Power consumption of microelectronic equipment for wireless sensor networks

N. R. Poole, Y. K. Mo, J. Brusey, M. Langley, R. Hazelden

Research output: Chapter in Book/Report/Conference proceedingConference proceeding contributionpeer-review

2 Citations (Scopus)

Abstract

Previous work has reported on typical power consumption data for wireless sensor networks employing micro-electronics such as the Mica2 mote. This work is extended in this paper to cover power consumption in typical operational deployments of three battery powered wireless sensor network systems. Data for a Linux system based on XScale PXA270 processors, Texas Instruments eZ430 demonstrators and Arch Rock IPsensor nodes are presented. The effects of wireless communication, software functionality and processor configuration are illustrated. Conclusions are that power consumption and battery life are strongly influenced by processor capability. Minimizing wireless communications is always important while the effect of processor throttling is more complex and requires further research.

Original languageEnglish
Title of host publicationNanotechnology 2009
Subtitle of host publicationFabrication, Particles, Characterization, MEMS, Electronics and Photonics
Place of PublicationBoston, MA
PublisherNano Science and Technology Institute
Pages534-537
Number of pages4
Volume1
ISBN (Print)9781439817827
Publication statusPublished - 2009
EventNanotechnology 2009: Fabrication, Particles, Characterization, MEMS, Electronics and Photonics - 2009 NSTI Nanotechnology Conference and Expo, NSTI-Nanotech 2009 - Houston, TX, United States
Duration: 3 May 20097 May 2009

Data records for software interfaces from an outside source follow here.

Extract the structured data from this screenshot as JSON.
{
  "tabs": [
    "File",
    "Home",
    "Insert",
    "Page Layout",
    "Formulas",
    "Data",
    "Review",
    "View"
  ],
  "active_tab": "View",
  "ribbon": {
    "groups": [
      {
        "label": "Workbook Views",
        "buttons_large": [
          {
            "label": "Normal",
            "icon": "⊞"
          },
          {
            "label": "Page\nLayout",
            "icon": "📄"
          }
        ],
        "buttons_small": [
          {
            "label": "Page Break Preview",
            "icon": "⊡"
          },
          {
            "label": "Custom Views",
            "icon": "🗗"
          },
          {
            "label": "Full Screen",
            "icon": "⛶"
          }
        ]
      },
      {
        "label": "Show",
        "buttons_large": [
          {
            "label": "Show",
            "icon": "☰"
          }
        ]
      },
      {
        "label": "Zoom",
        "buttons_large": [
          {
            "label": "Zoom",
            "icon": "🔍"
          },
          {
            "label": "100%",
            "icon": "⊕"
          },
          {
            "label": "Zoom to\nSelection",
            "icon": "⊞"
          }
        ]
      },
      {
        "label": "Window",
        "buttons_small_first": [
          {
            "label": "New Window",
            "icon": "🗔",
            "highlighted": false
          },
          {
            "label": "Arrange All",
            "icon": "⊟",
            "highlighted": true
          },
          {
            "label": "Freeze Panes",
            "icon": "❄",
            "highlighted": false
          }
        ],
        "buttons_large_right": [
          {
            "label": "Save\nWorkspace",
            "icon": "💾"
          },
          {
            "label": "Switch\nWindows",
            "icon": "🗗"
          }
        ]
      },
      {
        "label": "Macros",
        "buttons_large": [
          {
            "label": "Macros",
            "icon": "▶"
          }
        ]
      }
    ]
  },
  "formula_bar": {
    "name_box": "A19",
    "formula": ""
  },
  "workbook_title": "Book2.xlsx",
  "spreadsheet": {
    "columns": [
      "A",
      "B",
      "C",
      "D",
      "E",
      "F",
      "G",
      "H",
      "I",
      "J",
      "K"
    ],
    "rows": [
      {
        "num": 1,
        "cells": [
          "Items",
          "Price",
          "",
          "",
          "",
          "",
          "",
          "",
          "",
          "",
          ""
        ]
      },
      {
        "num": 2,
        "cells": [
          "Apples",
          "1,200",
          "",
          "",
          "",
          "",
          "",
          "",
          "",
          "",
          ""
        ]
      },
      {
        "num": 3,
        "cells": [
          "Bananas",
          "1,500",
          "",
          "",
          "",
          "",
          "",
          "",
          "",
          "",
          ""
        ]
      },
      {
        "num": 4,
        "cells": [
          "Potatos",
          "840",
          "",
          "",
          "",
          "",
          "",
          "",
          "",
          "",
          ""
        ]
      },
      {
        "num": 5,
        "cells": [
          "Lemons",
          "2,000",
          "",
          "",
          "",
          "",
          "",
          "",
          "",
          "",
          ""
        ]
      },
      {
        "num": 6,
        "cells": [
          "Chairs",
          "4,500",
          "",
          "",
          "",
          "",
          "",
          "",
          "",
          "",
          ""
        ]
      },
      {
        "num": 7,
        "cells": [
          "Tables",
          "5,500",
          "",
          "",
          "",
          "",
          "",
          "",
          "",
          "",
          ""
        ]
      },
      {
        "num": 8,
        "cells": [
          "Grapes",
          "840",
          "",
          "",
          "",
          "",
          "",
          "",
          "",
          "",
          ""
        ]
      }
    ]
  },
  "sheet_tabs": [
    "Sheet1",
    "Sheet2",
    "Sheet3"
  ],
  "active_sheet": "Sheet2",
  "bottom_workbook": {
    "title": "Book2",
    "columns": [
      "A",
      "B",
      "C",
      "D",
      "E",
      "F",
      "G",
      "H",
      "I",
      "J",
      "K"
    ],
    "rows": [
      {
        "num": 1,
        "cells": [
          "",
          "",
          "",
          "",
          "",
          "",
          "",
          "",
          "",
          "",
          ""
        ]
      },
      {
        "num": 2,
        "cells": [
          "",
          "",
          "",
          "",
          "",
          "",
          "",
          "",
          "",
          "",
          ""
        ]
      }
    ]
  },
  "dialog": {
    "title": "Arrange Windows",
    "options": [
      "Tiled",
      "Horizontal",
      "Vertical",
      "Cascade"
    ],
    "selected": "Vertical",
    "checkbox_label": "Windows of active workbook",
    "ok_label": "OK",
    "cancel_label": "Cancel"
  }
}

Other

OtherNanotechnology 2009: Fabrication, Particles, Characterization, MEMS, Electronics and Photonics - 2009 NSTI Nanotechnology Conference and Expo, NSTI-Nanotech 2009
CountryUnited States
CityHouston, TX
Period3/05/097/05/09

Keywords

  • Battery sizing
  • Power consumption
  • Power efficiency
  • Power saving
  • Wireless sensor networks

Fingerprint Dive into the research topics of 'Power consumption of microelectronic equipment for wireless sensor networks'. Together they form a unique fingerprint.

Cite this